Leslie Gaines-Ross

As Weber Shandwick’s Chief Reputation Strategist, I focus on the ever changing world of reputation. For the past 25 years, I have relentlessly observed, researched and commented on the rise and fall of corporate and CEO reputations.

  • paul seaman
    Posted at 20:07h, 24 September Reply

    Good post. These heroes of change and entrepreneurship remind me that sustainability has severe limitations. None of them could have achieved anything much if what went before was sustainable. We remain caught in a contradiction in PR when everything has to be presented as being sustainable and yet at the same time we want to be champions of change. I think, also, you are on to something about the personal nature and branding of many of society’s change agents. The funny thing is, in my view, that even newly-arrived Zuckerberg is already vulnerable to the next big thing. And Bill Gates might have been yesterday’s IT leader and still the richest man on earth but he’s now considered old money; not new. It is as if all change and our perception of it is accelerating.

    • Dr. Leslie Gaines-Ross
      Posted at 16:08h, 26 September Reply

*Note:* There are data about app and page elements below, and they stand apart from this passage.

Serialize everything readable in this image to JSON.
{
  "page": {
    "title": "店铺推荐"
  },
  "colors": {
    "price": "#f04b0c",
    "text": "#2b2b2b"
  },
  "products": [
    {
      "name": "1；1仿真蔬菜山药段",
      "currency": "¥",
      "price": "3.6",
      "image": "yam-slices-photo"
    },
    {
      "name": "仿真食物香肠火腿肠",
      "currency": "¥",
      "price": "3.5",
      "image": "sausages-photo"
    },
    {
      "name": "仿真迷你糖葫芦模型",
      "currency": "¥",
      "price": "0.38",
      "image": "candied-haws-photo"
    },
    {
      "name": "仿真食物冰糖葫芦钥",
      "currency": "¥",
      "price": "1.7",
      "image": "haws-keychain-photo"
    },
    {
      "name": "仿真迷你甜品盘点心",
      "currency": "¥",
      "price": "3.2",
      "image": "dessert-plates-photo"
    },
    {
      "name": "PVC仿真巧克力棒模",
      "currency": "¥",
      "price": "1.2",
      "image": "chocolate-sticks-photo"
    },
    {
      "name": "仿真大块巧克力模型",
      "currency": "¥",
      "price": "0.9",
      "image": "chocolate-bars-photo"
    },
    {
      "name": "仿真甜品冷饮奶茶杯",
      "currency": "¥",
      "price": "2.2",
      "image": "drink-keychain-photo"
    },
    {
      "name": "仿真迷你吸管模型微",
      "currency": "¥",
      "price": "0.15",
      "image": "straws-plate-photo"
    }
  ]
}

      I could not agree more and appreciate your comment. I think that Bill Gates did a wonderful thing for new and old money by setting an example of changing the world and recognizing that everyone’s lives are equal in their worth. Years before, CEOs rode off into the sunset to play golf. As far as perception accelerating, I would add that perception is now reality and even that is more vulnerable than ever. My perception gets battered every day with news, hearsay, commentary and chatter. Nothing stays the same over 24 hours except the most fundamental.